**To do**
Could you output every record below exactly as it appears?

**Entries provided**
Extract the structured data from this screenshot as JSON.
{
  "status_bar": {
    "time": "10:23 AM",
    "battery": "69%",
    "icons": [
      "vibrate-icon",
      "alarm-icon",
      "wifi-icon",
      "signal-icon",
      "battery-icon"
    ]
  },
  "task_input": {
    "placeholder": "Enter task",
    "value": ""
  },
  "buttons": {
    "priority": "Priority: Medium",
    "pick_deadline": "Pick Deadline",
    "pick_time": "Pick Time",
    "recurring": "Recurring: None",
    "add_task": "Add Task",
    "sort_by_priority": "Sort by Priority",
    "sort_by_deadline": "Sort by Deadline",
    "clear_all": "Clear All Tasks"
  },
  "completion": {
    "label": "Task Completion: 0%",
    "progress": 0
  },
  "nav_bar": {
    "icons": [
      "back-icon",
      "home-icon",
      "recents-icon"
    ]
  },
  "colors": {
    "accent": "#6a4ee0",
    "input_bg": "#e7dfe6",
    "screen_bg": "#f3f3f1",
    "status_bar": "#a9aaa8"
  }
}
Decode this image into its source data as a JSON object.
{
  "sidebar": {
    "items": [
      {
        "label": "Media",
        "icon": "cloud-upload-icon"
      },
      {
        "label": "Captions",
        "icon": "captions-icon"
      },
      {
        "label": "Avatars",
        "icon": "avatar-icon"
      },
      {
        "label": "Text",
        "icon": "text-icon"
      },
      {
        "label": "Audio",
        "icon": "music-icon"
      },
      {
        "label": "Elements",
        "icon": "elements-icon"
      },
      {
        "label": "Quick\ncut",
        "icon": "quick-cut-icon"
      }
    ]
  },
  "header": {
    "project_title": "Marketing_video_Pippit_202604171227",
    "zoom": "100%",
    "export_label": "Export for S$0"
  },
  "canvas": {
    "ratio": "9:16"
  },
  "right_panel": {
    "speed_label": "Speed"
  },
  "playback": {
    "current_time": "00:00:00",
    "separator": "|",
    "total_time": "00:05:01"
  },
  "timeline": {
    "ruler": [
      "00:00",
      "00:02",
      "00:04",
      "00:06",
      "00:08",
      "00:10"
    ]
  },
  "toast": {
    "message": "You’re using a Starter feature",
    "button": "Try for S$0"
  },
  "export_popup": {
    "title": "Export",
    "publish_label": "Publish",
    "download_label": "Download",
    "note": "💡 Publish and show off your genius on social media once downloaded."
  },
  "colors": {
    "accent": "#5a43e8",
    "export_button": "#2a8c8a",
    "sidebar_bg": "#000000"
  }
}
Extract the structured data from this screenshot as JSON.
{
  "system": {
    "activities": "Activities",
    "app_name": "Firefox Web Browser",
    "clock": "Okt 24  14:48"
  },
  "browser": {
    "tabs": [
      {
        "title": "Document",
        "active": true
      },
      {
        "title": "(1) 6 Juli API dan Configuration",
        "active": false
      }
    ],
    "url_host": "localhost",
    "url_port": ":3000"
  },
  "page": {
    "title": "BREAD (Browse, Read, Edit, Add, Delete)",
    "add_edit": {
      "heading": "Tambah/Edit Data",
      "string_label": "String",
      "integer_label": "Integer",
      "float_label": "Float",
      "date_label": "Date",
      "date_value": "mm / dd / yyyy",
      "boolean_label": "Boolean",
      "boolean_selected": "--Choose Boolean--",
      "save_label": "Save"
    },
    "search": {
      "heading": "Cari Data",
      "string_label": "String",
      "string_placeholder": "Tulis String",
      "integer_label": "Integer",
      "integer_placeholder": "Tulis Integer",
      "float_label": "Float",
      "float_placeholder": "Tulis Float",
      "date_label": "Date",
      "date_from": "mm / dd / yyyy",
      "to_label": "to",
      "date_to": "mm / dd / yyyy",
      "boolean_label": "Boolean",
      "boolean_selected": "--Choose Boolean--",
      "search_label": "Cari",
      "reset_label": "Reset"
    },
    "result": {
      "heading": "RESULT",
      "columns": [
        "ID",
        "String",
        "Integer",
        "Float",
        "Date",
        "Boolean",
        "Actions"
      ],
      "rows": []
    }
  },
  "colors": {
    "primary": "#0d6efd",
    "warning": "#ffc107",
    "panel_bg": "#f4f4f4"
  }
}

**Answer section**
Extract the structured data from this screenshot as JSON.
{
  "status_bar": {
    "time": "10:23 AM",
    "battery": "69%",
    "icons": [
      "vibrate-icon",
      "alarm-icon",
      "wifi-icon",
      "signal-icon",
      "battery-icon"
    ]
  },
  "task_input": {
    "placeholder": "Enter task",
    "value": ""
  },
  "buttons": {
    "priority": "Priority: Medium",
    "pick_deadline": "Pick Deadline",
    "pick_time": "Pick Time",
    "recurring": "Recurring: None",
    "add_task": "Add Task",
    "sort_by_priority": "Sort by Priority",
    "sort_by_deadline": "Sort by Deadline",
    "clear_all": "Clear All Tasks"
  },
  "completion": {
    "label": "Task Completion: 0%",
    "progress": 0
  },
  "nav_bar": {
    "icons": [
      "back-icon",
      "home-icon",
      "recents-icon"
    ]
  },
  "colors": {
    "accent": "#6a4ee0",
    "input_bg": "#e7dfe6",
    "screen_bg": "#f3f3f1",
    "status_bar": "#a9aaa8"
  }
}
Decode this image into its source data as a JSON object.
{
  "sidebar": {
    "items": [
      {
        "label": "Media",
        "icon": "cloud-upload-icon"
      },
      {
        "label": "Captions",
        "icon": "captions-icon"
      },
      {
        "label": "Avatars",
        "icon": "avatar-icon"
      },
      {
        "label": "Text",
        "icon": "text-icon"
      },
      {
        "label": "Audio",
        "icon": "music-icon"
      },
      {
        "label": "Elements",
        "icon": "elements-icon"
      },
      {
        "label": "Quick\ncut",
        "icon": "quick-cut-icon"
      }
    ]
  },
  "header": {
    "project_title": "Marketing_video_Pippit_202604171227",
    "zoom": "100%",
    "export_label": "Export for S$0"
  },
  "canvas": {
    "ratio": "9:16"
  },
  "right_panel": {
    "speed_label": "Speed"
  },
  "playback": {
    "current_time": "00:00:00",
    "separator": "|",
    "total_time": "00:05:01"
  },
  "timeline": {
    "ruler": [
      "00:00",
      "00:02",
      "00:04",
      "00:06",
      "00:08",
      "00:10"
    ]
  },
  "toast": {
    "message": "You’re using a Starter feature",
    "button": "Try for S$0"
  },
  "export_popup": {
    "title": "Export",
    "publish_label": "Publish",
    "download_label": "Download",
    "note": "💡 Publish and show off your genius on social media once downloaded."
  },
  "colors": {
    "accent": "#5a43e8",
    "export_button": "#2a8c8a",
    "sidebar_bg": "#000000"
  }
}
Extract the structured data from this screenshot as JSON.
{
  "system": {
    "activities": "Activities",
    "app_name": "Firefox Web Browser",
    "clock": "Okt 24  14:48"
  },
  "browser": {
    "tabs": [
      {
        "title": "Document",
        "active": true
      },
      {
        "title": "(1) 6 Juli API dan Configuration",
        "active": false
      }
    ],
    "url_host": "localhost",
    "url_port": ":3000"
  },
  "page": {
    "title": "BREAD (Browse, Read, Edit, Add, Delete)",
    "add_edit": {
      "heading": "Tambah/Edit Data",
      "string_label": "String",
      "integer_label": "Integer",
      "float_label": "Float",
      "date_label": "Date",
      "date_value": "mm / dd / yyyy",
      "boolean_label": "Boolean",
      "boolean_selected": "--Choose Boolean--",
      "save_label": "Save"
    },
    "search": {
      "heading": "Cari Data",
      "string_label": "String",
      "string_placeholder": "Tulis String",
      "integer_label": "Integer",
      "integer_placeholder": "Tulis Integer",
      "float_label": "Float",
      "float_placeholder": "Tulis Float",
      "date_label": "Date",
      "date_from": "mm / dd / yyyy",
      "to_label": "to",
      "date_to": "mm / dd / yyyy",
      "boolean_label": "Boolean",
      "boolean_selected": "--Choose Boolean--",
      "search_label": "Cari",
      "reset_label": "Reset"
    },
    "result": {
      "heading": "RESULT",
      "columns": [
        "ID",
        "String",
        "Integer",
        "Float",
        "Date",
        "Boolean",
        "Actions"
      ],
      "rows": []
    }
  },
  "colors": {
    "primary": "#0d6efd",
    "warning": "#ffc107",
    "panel_bg": "#f4f4f4"
  }
}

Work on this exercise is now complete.